▸ **What is being asked**: Retype each entry exactly.

▸ **Supplied material**:
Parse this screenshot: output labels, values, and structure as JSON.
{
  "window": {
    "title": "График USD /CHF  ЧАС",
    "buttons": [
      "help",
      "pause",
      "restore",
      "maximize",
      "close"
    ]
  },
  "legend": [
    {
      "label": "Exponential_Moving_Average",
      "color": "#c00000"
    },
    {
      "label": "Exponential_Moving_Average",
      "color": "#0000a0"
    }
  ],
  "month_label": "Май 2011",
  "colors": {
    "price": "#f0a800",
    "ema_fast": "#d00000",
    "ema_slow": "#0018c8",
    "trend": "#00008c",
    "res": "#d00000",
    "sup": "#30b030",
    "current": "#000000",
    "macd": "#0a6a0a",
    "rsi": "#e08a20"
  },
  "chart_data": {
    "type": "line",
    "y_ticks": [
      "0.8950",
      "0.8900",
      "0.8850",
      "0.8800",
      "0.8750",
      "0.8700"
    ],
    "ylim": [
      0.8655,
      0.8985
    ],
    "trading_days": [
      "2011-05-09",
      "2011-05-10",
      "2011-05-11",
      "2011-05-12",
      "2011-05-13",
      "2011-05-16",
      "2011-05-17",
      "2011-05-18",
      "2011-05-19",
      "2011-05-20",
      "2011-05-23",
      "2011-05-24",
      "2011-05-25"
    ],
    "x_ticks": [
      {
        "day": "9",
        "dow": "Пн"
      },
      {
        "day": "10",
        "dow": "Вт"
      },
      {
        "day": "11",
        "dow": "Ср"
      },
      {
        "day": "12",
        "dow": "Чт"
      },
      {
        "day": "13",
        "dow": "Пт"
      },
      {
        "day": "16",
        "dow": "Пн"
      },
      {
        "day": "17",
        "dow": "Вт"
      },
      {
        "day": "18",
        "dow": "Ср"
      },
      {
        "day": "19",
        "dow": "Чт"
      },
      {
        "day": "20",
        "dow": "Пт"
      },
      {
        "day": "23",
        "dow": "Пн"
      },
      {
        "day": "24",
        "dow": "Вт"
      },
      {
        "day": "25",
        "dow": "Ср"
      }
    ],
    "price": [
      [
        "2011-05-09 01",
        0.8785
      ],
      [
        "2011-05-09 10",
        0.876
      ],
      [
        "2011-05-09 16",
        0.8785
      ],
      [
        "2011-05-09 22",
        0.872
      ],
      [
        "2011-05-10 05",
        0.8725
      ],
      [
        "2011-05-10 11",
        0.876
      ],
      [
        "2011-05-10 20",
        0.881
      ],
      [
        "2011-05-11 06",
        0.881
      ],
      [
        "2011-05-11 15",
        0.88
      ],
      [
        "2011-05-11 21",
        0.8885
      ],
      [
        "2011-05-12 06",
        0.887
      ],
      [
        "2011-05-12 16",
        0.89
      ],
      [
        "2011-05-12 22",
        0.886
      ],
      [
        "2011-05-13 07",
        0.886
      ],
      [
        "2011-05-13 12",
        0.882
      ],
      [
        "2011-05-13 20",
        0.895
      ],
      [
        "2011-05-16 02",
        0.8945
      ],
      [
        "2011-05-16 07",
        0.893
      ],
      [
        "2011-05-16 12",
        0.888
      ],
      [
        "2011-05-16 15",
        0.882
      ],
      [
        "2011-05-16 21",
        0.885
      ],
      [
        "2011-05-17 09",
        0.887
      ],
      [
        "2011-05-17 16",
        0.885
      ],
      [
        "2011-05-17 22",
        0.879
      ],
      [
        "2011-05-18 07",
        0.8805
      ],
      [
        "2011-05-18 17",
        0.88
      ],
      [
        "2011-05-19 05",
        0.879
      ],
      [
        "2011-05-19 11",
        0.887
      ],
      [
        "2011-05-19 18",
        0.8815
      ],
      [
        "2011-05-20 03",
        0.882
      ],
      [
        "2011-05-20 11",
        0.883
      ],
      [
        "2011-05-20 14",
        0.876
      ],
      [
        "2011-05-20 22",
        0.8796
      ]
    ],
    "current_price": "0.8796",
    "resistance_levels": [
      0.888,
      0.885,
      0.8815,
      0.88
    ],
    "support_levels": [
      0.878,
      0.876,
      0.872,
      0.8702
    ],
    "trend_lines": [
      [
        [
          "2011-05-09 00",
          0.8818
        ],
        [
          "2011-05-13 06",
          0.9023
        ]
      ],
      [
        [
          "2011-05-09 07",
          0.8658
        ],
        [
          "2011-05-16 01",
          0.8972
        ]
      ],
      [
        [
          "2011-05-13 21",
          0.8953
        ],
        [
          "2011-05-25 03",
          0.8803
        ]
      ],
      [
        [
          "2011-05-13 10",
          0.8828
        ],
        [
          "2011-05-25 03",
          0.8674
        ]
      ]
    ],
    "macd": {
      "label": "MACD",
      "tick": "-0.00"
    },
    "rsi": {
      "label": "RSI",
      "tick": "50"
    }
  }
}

▸ **Written reply**:
Parse this screenshot: output labels, values, and structure as JSON.
{
  "window": {
    "title": "График USD /CHF  ЧАС",
    "buttons": [
      "help",
      "pause",
      "restore",
      "maximize",
      "close"
    ]
  },
  "legend": [
    {
      "label": "Exponential_Moving_Average",
      "color": "#c00000"
    },
    {
      "label": "Exponential_Moving_Average",
      "color": "#0000a0"
    }
  ],
  "month_label": "Май 2011",
  "colors": {
    "price": "#f0a800",
    "ema_fast": "#d00000",
    "ema_slow": "#0018c8",
    "trend": "#00008c",
    "res": "#d00000",
    "sup": "#30b030",
    "current": "#000000",
    "macd": "#0a6a0a",
    "rsi": "#e08a20"
  },
  "chart_data": {
    "type": "line",
    "y_ticks": [
      "0.8950",
      "0.8900",
      "0.8850",
      "0.8800",
      "0.8750",
      "0.8700"
    ],
    "ylim": [
      0.8655,
      0.8985
    ],
    "trading_days": [
      "2011-05-09",
      "2011-05-10",
      "2011-05-11",
      "2011-05-12",
      "2011-05-13",
      "2011-05-16",
      "2011-05-17",
      "2011-05-18",
      "2011-05-19",
      "2011-05-20",
      "2011-05-23",
      "2011-05-24",
      "2011-05-25"
    ],
    "x_ticks": [
      {
        "day": "9",
        "dow": "Пн"
      },
      {
        "day": "10",
        "dow": "Вт"
      },
      {
        "day": "11",
        "dow": "Ср"
      },
      {
        "day": "12",
        "dow": "Чт"
      },
      {
        "day": "13",
        "dow": "Пт"
      },
      {
        "day": "16",
        "dow": "Пн"
      },
      {
        "day": "17",
        "dow": "Вт"
      },
      {
        "day": "18",
        "dow": "Ср"
      },
      {
        "day": "19",
        "dow": "Чт"
      },
      {
        "day": "20",
        "dow": "Пт"
      },
      {
        "day": "23",
        "dow": "Пн"
      },
      {
        "day": "24",
        "dow": "Вт"
      },
      {
        "day": "25",
        "dow": "Ср"
      }
    ],
    "price": [
      [
        "2011-05-09 01",
        0.8785
      ],
      [
        "2011-05-09 10",
        0.876
      ],
      [
        "2011-05-09 16",
        0.8785
      ],
      [
        "2011-05-09 22",
        0.872
      ],
      [
        "2011-05-10 05",
        0.8725
      ],
      [
        "2011-05-10 11",
        0.876
      ],
      [
        "2011-05-10 20",
        0.881
      ],
      [
        "2011-05-11 06",
        0.881
      ],
      [
        "2011-05-11 15",
        0.88
      ],
      [
        "2011-05-11 21",
        0.8885
      ],
      [
        "2011-05-12 06",
        0.887
      ],
      [
        "2011-05-12 16",
        0.89
      ],
      [
        "2011-05-12 22",
        0.886
      ],
      [
        "2011-05-13 07",
        0.886
      ],
      [
        "2011-05-13 12",
        0.882
      ],
      [
        "2011-05-13 20",
        0.895
      ],
      [
        "2011-05-16 02",
        0.8945
      ],
      [
        "2011-05-16 07",
        0.893
      ],
      [
        "2011-05-16 12",
        0.888
      ],
      [
        "2011-05-16 15",
        0.882
      ],
      [
        "2011-05-16 21",
        0.885
      ],
      [
        "2011-05-17 09",
        0.887
      ],
      [
        "2011-05-17 16",
        0.885
      ],
      [
        "2011-05-17 22",
        0.879
      ],
      [
        "2011-05-18 07",
        0.8805
      ],
      [
        "2011-05-18 17",
        0.88
      ],
      [
        "2011-05-19 05",
        0.879
      ],
      [
        "2011-05-19 11",
        0.887
      ],
      [
        "2011-05-19 18",
        0.8815
      ],
      [
        "2011-05-20 03",
        0.882
      ],
      [
        "2011-05-20 11",
        0.883
      ],
      [
        "2011-05-20 14",
        0.876
      ],
      [
        "2011-05-20 22",
        0.8796
      ]
    ],
    "current_price": "0.8796",
    "resistance_levels": [
      0.888,
      0.885,
      0.8815,
      0.88
    ],
    "support_levels": [
      0.878,
      0.876,
      0.872,
      0.8702
    ],
    "trend_lines": [
      [
        [
          "2011-05-09 00",
          0.8818
        ],
        [
          "2011-05-13 06",
          0.9023
        ]
      ],
      [
        [
          "2011-05-09 07",
          0.8658
        ],
        [
          "2011-05-16 01",
          0.8972
        ]
      ],
      [
        [
          "2011-05-13 21",
          0.8953
        ],
        [
          "2011-05-25 03",
          0.8803
        ]
      ],
      [
        [
          "2011-05-13 10",
          0.8828
        ],
        [
          "2011-05-25 03",
          0.8674
        ]
      ]
    ],
    "macd": {
      "label": "MACD",
      "tick": "-0.00"
    },
    "rsi": {
      "label": "RSI",
      "tick": "50"
    }
  }
}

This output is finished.